[App and web page records]

::::

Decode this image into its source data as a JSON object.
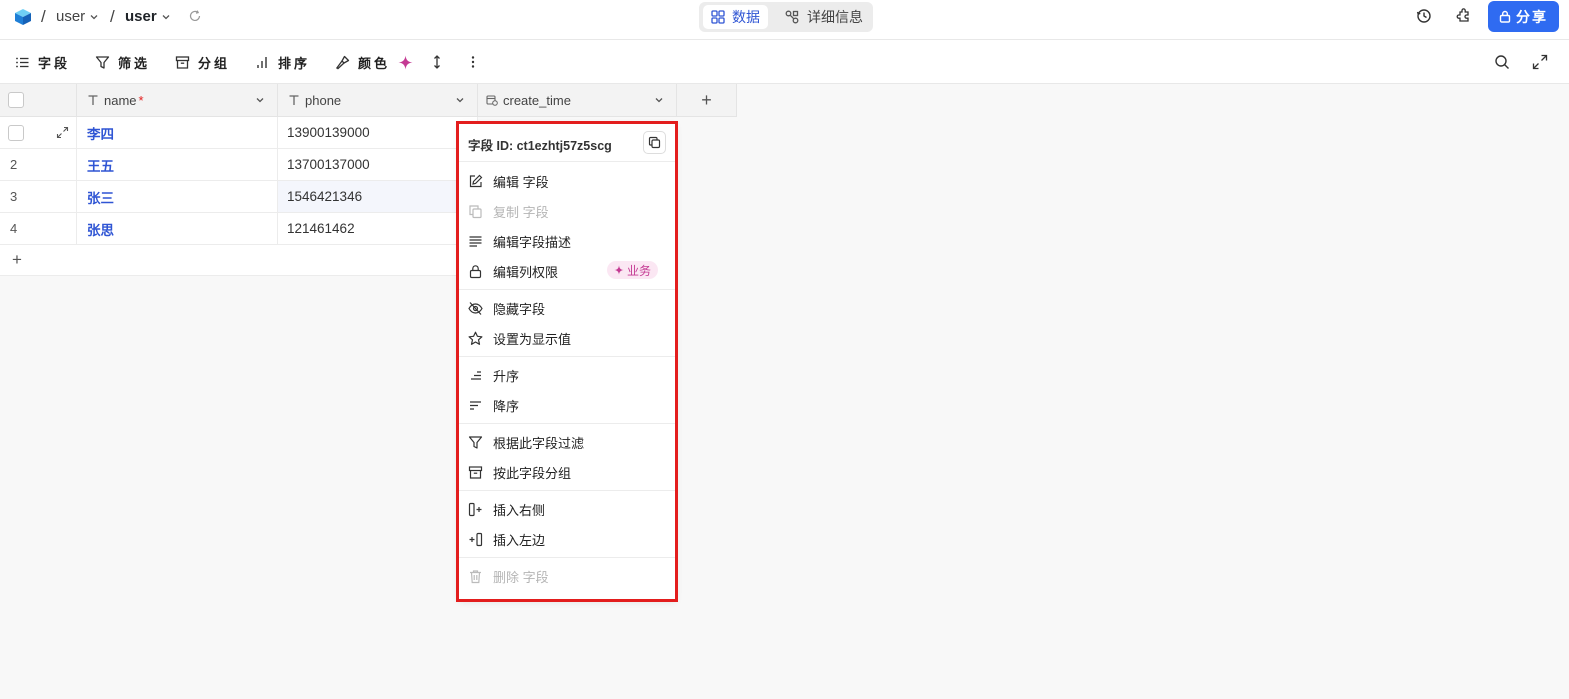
{
  "breadcrumb": {
    "sep": "/",
    "base": "user",
    "table": "user"
  },
  "view_switch": {
    "data_label": "数据",
    "detail_label": "详细信息"
  },
  "header_actions": {
    "share_label": "分享"
  },
  "toolbar": {
    "fields_label": "字段",
    "filter_label": "筛选",
    "group_label": "分组",
    "sort_label": "排序",
    "color_label": "颜色"
  },
  "grid": {
    "columns": [
      {
        "label": "name",
        "required_mark": "*"
      },
      {
        "label": "phone"
      },
      {
        "label": "create_time"
      }
    ],
    "rows": [
      {
        "num": "",
        "name": "李四",
        "phone": "13900139000"
      },
      {
        "num": "2",
        "name": "王五",
        "phone": "13700137000"
      },
      {
        "num": "3",
        "name": "张三",
        "phone": "1546421346"
      },
      {
        "num": "4",
        "name": "张思",
        "phone": "121461462"
      }
    ],
    "add_row": "+",
    "add_col": "+"
  },
  "context_menu": {
    "field_id": "字段 ID: ct1ezhtj57z5scg",
    "items": [
      {
        "label": "编辑 字段"
      },
      {
        "label": "复制 字段"
      },
      {
        "label": "编辑字段描述"
      },
      {
        "label": "编辑列权限"
      },
      {
        "label": "隐藏字段"
      },
      {
        "label": "设置为显示值"
      },
      {
        "label": "升序"
      },
      {
        "label": "降序"
      },
      {
        "label": "根据此字段过滤"
      },
      {
        "label": "按此字段分组"
      },
      {
        "label": "插入右侧"
      },
      {
        "label": "插入左边"
      },
      {
        "label": "删除 字段"
      }
    ],
    "business_badge": "业务"
  },
  "colors": {
    "accent": "#2f55d4",
    "share_bg": "#2f6bf1",
    "highlight_outline": "#e31d1d",
    "badge_text": "#c43a93"
  }
}
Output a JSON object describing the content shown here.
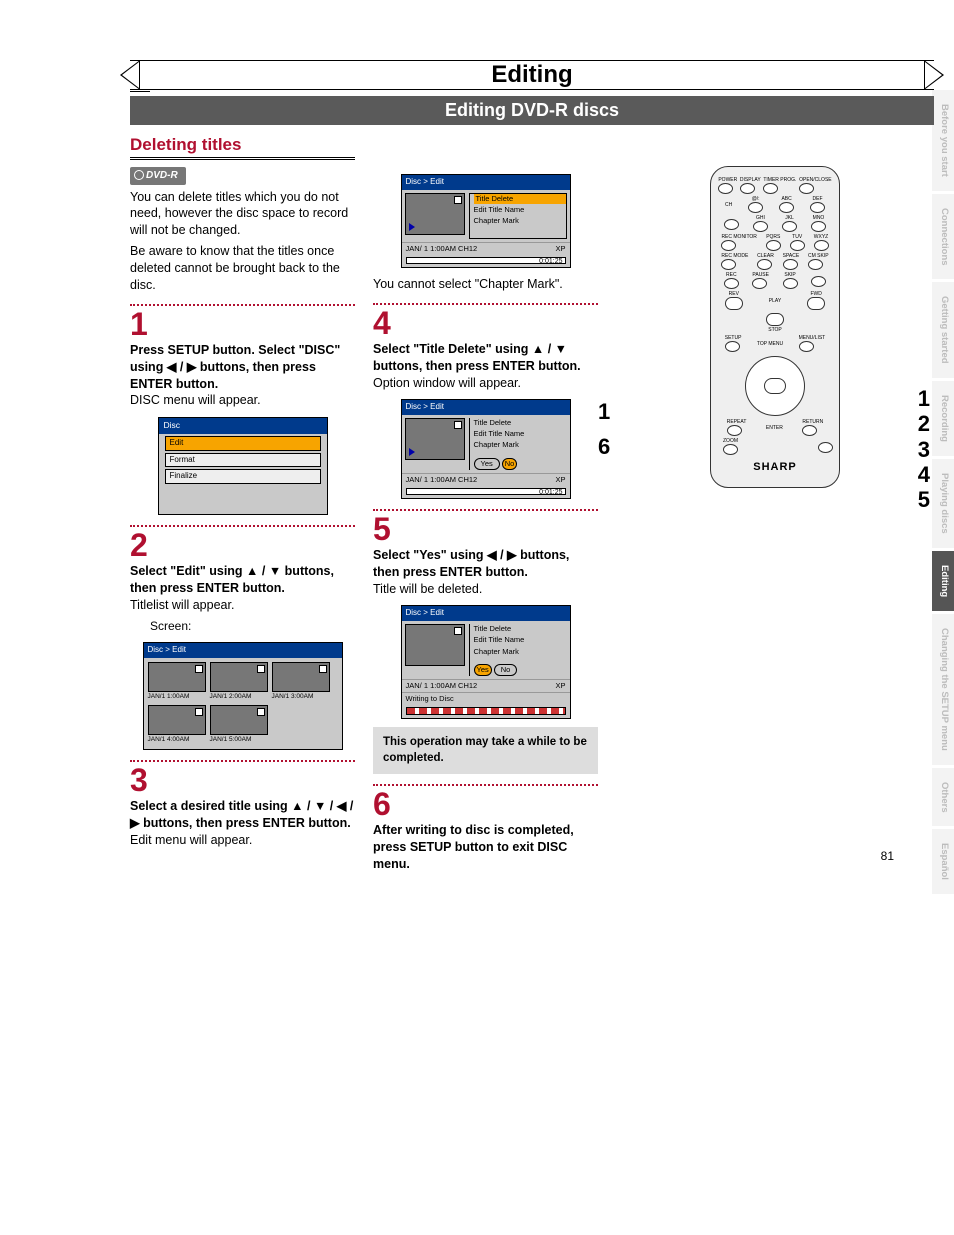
{
  "page": {
    "title": "Editing",
    "subtitle": "Editing DVD-R discs",
    "section": "Deleting titles",
    "badge": "DVD-R",
    "number": "81"
  },
  "intro": {
    "p1": "You can delete titles which you do not need, however the disc space to record will not be changed.",
    "p2": "Be aware to know that the titles once deleted cannot be brought back to the disc."
  },
  "steps": {
    "s1": {
      "num": "1",
      "bold": "Press SETUP button. Select \"DISC\" using ◀ / ▶ buttons, then press ENTER button.",
      "plain": "DISC menu will appear."
    },
    "s2": {
      "num": "2",
      "bold": "Select \"Edit\" using ▲ / ▼ buttons, then press ENTER button.",
      "plain": "Titlelist will appear.",
      "screen_label": "Screen:"
    },
    "s3": {
      "num": "3",
      "bold": "Select a desired title using ▲ / ▼ / ◀ / ▶ buttons, then press ENTER button.",
      "plain": "Edit menu will appear."
    },
    "s3b": {
      "note": "You cannot select \"Chapter Mark\"."
    },
    "s4": {
      "num": "4",
      "bold": "Select \"Title Delete\" using ▲ / ▼ buttons, then press ENTER button.",
      "plain": "Option window will appear."
    },
    "s5": {
      "num": "5",
      "bold": "Select \"Yes\" using ◀ / ▶ buttons, then press ENTER button.",
      "plain": "Title will be deleted."
    },
    "s6": {
      "num": "6",
      "bold": "After writing to disc is completed, press SETUP button to exit DISC menu."
    }
  },
  "note_box": "This operation may take a while to be completed.",
  "osd": {
    "breadcrumb": "Disc > Edit",
    "menu": {
      "item1": "Title Delete",
      "item2": "Edit Title Name",
      "item3": "Chapter Mark"
    },
    "status": {
      "left": "JAN/ 1   1:00AM  CH12",
      "right": "XP"
    },
    "time": "0:01:25",
    "yes": "Yes",
    "no": "No",
    "writing": "Writing to Disc"
  },
  "disc_menu": {
    "header": "Disc",
    "edit": "Edit",
    "format": "Format",
    "finalize": "Finalize"
  },
  "titlelist": {
    "header": "Disc > Edit",
    "cells": [
      "JAN/1  1:00AM",
      "JAN/1  2:00AM",
      "JAN/1  3:00AM",
      "JAN/1  4:00AM",
      "JAN/1  5:00AM"
    ]
  },
  "remote": {
    "labels": {
      "power": "POWER",
      "display": "DISPLAY",
      "timer": "TIMER PROG.",
      "open": "OPEN/CLOSE",
      "ch": "CH",
      "rec_monitor": "REC MONITOR",
      "rec_mode": "REC MODE",
      "clear": "CLEAR",
      "space": "SPACE",
      "cmskip": "CM SKIP",
      "rec": "REC",
      "pause": "PAUSE",
      "skip": "SKIP",
      "play": "PLAY",
      "stop": "STOP",
      "rev": "REV",
      "fwd": "FWD",
      "setup": "SETUP",
      "topmenu": "TOP MENU",
      "menulist": "MENU/LIST",
      "repeat": "REPEAT",
      "enter": "ENTER",
      "return": "RETURN",
      "zoom": "ZOOM"
    },
    "numpad": {
      "r1a": "@/:",
      "r1b": "ABC",
      "r1c": "DEF",
      "r2a": "GHI",
      "r2b": "JKL",
      "r2c": "MNO",
      "r3a": "PQRS",
      "r3b": "TUV",
      "r3c": "WXYZ"
    },
    "brand": "SHARP"
  },
  "callouts": {
    "left1": "1",
    "left6": "6",
    "r1": "1",
    "r2": "2",
    "r3": "3",
    "r4": "4",
    "r5": "5"
  },
  "tabs": {
    "t1": "Before you start",
    "t2": "Connections",
    "t3": "Getting started",
    "t4": "Recording",
    "t5": "Playing discs",
    "t6": "Editing",
    "t7": "Changing the SETUP menu",
    "t8": "Others",
    "t9": "Español"
  }
}
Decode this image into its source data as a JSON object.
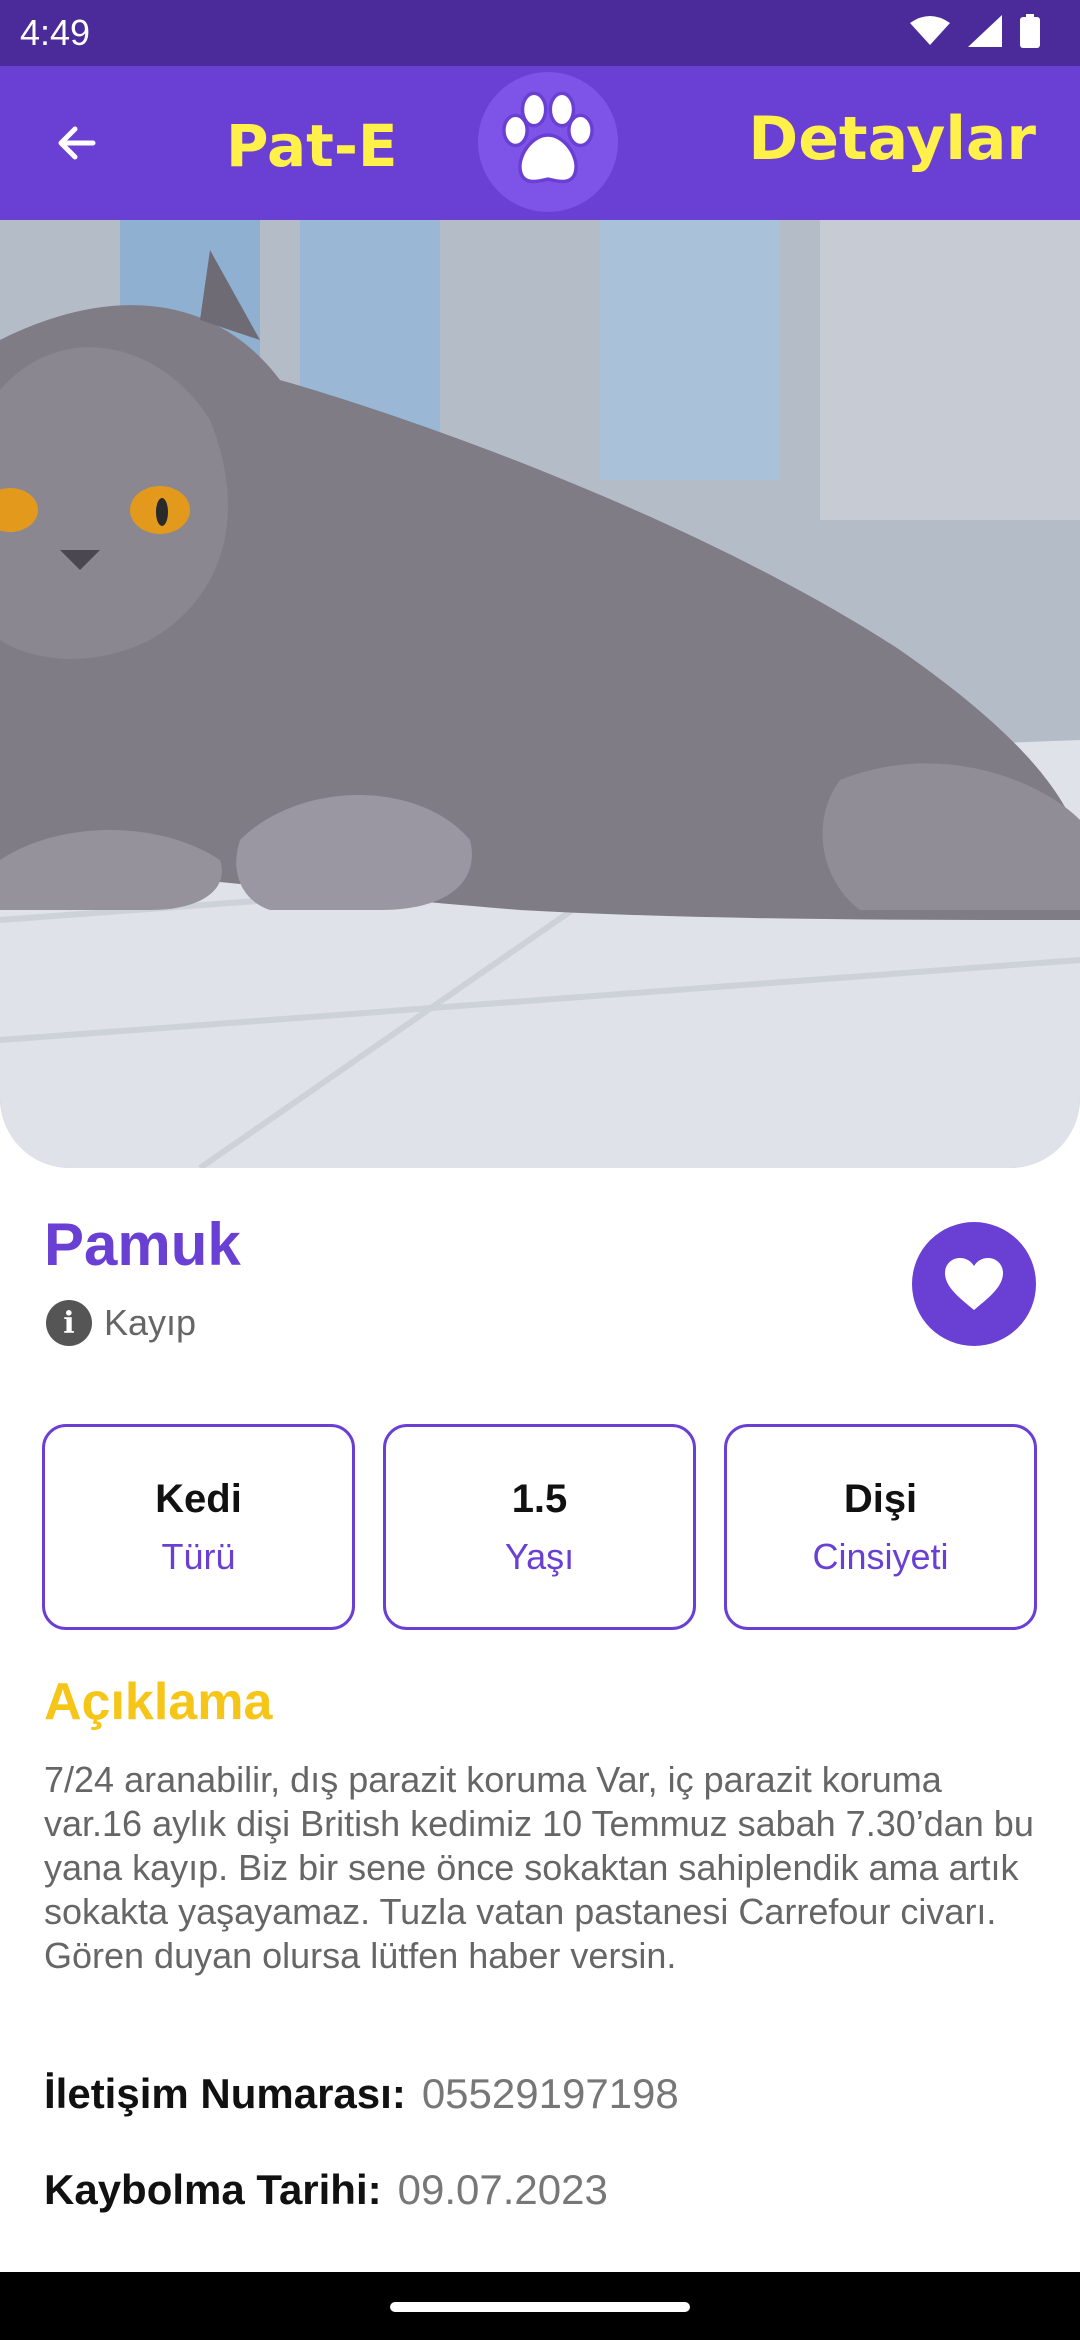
{
  "status_bar": {
    "time": "4:49",
    "icons": [
      "wifi-icon",
      "signal-icon",
      "battery-icon"
    ]
  },
  "app_bar": {
    "back_icon": "arrow-left-icon",
    "app_title": "Pat-E",
    "logo_icon": "paw-icon",
    "page_title": "Detaylar"
  },
  "pet": {
    "photo_subject": "gray-british-shorthair-cat",
    "name": "Pamuk",
    "status_icon": "info-icon",
    "status": "Kayıp",
    "favorite_icon": "heart-icon"
  },
  "stats": [
    {
      "value": "Kedi",
      "label": "Türü"
    },
    {
      "value": "1.5",
      "label": "Yaşı"
    },
    {
      "value": "Dişi",
      "label": "Cinsiyeti"
    }
  ],
  "description": {
    "title": "Açıklama",
    "text": "7/24 aranabilir, dış parazit koruma Var, iç parazit koruma var.16 aylık dişi British kedimiz 10 Temmuz sabah 7.30’dan bu yana kayıp. Biz bir sene önce sokaktan sahiplendik ama artık sokakta yaşayamaz. Tuzla vatan pastanesi Carrefour civarı. Gören duyan olursa lütfen haber versin."
  },
  "contact": {
    "label": "İletişim Numarası:",
    "value": "05529197198"
  },
  "lost_date": {
    "label": "Kaybolma Tarihi:",
    "value": "09.07.2023"
  },
  "colors": {
    "primary": "#6a3fd4",
    "status_bar": "#4a2b99",
    "accent_yellow": "#fff04a",
    "section_title": "#f5c518"
  }
}
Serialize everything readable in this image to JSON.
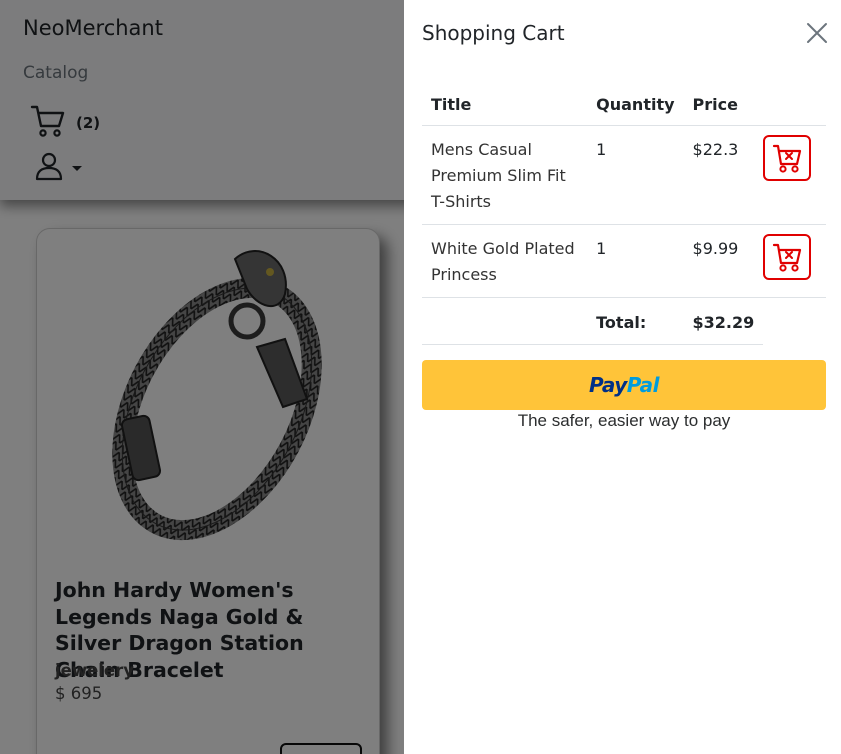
{
  "navbar": {
    "brand": "NeoMerchant",
    "catalog_link": "Catalog",
    "cart_count": "(2)",
    "cart_icon": "cart-icon",
    "user_icon": "user-icon"
  },
  "product": {
    "title": "John Hardy Women's Legends Naga Gold & Silver Dragon Station Chain Bracelet",
    "category": "jewelery",
    "price": "$ 695"
  },
  "cart": {
    "title": "Shopping Cart",
    "close_icon": "close-icon",
    "headers": {
      "title": "Title",
      "quantity": "Quantity",
      "price": "Price"
    },
    "items": [
      {
        "title": "Mens Casual Premium Slim Fit T-Shirts",
        "quantity": "1",
        "price": "$22.3",
        "remove_icon": "cart-remove-icon"
      },
      {
        "title": "White Gold Plated Princess",
        "quantity": "1",
        "price": "$9.99",
        "remove_icon": "cart-remove-icon"
      }
    ],
    "total_label": "Total:",
    "total_value": "$32.29",
    "paypal": {
      "brand_pay": "Pay",
      "brand_pal": "Pal",
      "tagline": "The safer, easier way to pay",
      "button_color": "#ffc439"
    },
    "accent_red": "#e00000"
  }
}
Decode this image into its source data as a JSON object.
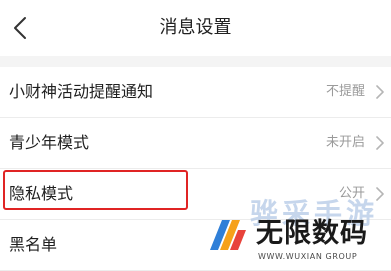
{
  "header": {
    "title": "消息设置",
    "back_icon": "chevron-left-icon"
  },
  "settings": [
    {
      "label": "小财神活动提醒通知",
      "value": "不提醒",
      "chevron": "chevron-right-icon"
    },
    {
      "label": "青少年模式",
      "value": "未开启",
      "chevron": "chevron-right-icon"
    },
    {
      "label": "隐私模式",
      "value": "公开",
      "chevron": "chevron-right-icon"
    },
    {
      "label": "黑名单",
      "value": "",
      "chevron": ""
    }
  ],
  "highlight": {
    "target": "隐私模式",
    "color": "#e02424"
  },
  "watermark": {
    "ghost_text": "骅采手游",
    "title": "无限数码",
    "subtitle": "WWW.WUXIAN GROUP",
    "logo_colors": [
      "#2f7fd8",
      "#f6a11a",
      "#e8433b"
    ]
  },
  "colors": {
    "background": "#ffffff",
    "divider": "#ececec",
    "section_gap": "#f4f4f4",
    "value_text": "#9a9a9a"
  }
}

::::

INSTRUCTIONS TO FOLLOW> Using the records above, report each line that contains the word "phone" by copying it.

RESPONSE AREA>
        "label": "phone"
        "phone": "13900139000"
        "phone": "13700137000"
        "phone": "1546421346"
        "phone": "121461462"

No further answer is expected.